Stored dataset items

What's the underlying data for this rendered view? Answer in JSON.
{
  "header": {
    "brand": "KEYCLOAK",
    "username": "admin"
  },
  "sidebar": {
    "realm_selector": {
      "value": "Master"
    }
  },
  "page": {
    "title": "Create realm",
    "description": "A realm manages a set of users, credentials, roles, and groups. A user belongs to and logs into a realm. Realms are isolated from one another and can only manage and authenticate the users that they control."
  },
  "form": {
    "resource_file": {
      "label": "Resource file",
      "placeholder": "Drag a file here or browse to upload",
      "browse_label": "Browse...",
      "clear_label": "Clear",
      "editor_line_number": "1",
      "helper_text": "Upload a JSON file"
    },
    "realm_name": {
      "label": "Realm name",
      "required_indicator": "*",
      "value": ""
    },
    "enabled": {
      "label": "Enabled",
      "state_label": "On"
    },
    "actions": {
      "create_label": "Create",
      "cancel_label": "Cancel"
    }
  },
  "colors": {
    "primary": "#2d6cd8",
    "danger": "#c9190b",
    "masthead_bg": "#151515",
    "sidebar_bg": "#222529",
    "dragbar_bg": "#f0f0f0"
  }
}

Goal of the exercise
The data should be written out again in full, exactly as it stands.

Response for this exercise
What's the underlying data for this rendered view? Answer in JSON.
{
  "header": {
    "brand": "KEYCLOAK",
    "username": "admin"
  },
  "sidebar": {
    "realm_selector": {
      "value": "Master"
    }
  },
  "page": {
    "title": "Create realm",
    "description": "A realm manages a set of users, credentials, roles, and groups. A user belongs to and logs into a realm. Realms are isolated from one another and can only manage and authenticate the users that they control."
  },
  "form": {
    "resource_file": {
      "label": "Resource file",
      "placeholder": "Drag a file here or browse to upload",
      "browse_label": "Browse...",
      "clear_label": "Clear",
      "editor_line_number": "1",
      "helper_text": "Upload a JSON file"
    },
    "realm_name": {
      "label": "Realm name",
      "required_indicator": "*",
      "value": ""
    },
    "enabled": {
      "label": "Enabled",
      "state_label": "On"
    },
    "actions": {
      "create_label": "Create",
      "cancel_label": "Cancel"
    }
  },
  "colors": {
    "primary": "#2d6cd8",
    "danger": "#c9190b",
    "masthead_bg": "#151515",
    "sidebar_bg": "#222529",
    "dragbar_bg": "#f0f0f0"
  }
}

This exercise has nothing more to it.